As if it’s not hard enough to remember to write the new year on your checks, now authorities are warning about a new check fraud scam specific to this year – 2020.
If you abbreviate 2020 as ’20 on legal documents (e.g. checks and contracts), scammers can easily alter the date, leaving individuals vulnerable to check fraud.
For example, 1/10/20 can easily be turned into 1/10/2021 simply by adding two numbers.
Here is why this may cause a problem.
Let’s say you signed a contract to pay a debt beginning on 1/10/20. Theoretically, that could be turned into 1/10/2019, allowing the scammer to attempt to collect a past debt.
Another example is related to checks and the advent of mobile banking. If you write a check for 1/10/20 and that check is deposited through a mobile app, the depositor remains in possession of the check. They could, in theory, alter the date to 1/10/2021 and commit check fraud by attempting to redeposit the check next year. If your bank doesn’t catch the duplication (and they might not), your checking account would immediately be reduced by the amount of the check (a second time).
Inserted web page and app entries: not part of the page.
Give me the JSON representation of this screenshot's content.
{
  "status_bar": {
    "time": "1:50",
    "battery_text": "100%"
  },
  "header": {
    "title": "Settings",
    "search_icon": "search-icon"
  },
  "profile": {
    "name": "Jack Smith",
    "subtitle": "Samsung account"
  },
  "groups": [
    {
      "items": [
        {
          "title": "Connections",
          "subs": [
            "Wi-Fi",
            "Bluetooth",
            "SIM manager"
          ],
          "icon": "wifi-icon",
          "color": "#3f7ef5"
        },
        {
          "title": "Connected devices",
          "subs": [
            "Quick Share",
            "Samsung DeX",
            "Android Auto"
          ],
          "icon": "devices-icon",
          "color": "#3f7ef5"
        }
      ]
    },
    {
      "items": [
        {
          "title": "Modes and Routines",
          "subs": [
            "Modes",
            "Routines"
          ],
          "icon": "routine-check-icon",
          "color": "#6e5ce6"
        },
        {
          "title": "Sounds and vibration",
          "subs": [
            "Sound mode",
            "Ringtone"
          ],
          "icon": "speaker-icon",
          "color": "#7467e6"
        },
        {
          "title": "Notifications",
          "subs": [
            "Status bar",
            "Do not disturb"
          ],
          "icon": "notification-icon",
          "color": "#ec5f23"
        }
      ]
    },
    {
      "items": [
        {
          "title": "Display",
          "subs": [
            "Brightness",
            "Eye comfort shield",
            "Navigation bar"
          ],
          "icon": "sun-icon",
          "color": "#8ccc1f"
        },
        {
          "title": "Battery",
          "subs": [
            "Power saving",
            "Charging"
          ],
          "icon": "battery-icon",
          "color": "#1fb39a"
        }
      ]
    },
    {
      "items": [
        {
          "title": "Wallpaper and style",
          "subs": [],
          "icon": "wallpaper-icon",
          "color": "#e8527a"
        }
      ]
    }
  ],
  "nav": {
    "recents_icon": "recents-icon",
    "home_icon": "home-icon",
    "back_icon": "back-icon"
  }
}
Some people are calling this warning “fear mongering” but police departments, financial advisors, auditors, and consumer advocates all agree on this one. While it’s certainly true that this scam could have occurred last year, the fraudulent act likely would have been more easily detected if a contract was altered from 1/10/19 to 1/10/1999.
Protecting yourself from this scam is easy: Write the year out completely – 2020 – on all legal documents.
Update: Since the writing of this article, the COVID-19 pandemic has created new opportunities for fraud and identity theft. The Federal Trade Commission (FTC) advises consumers to be wary of cybercriminals who are actively exploiting COVID-19 fears. Cybercriminals are increasingly targeting individuals working from home, attempting to obtain financial and medical information. Here is some information on COVID-19 related scams that you and your loved ones should be aware of.
Here are a few other useful articles that address fraud prevention and identity theft:
- Check out this infographic that reminds us of the Three Keys to a Great Password to protect your digital footprint.
- Review the “Dirty Dozen” tax scams to watch for.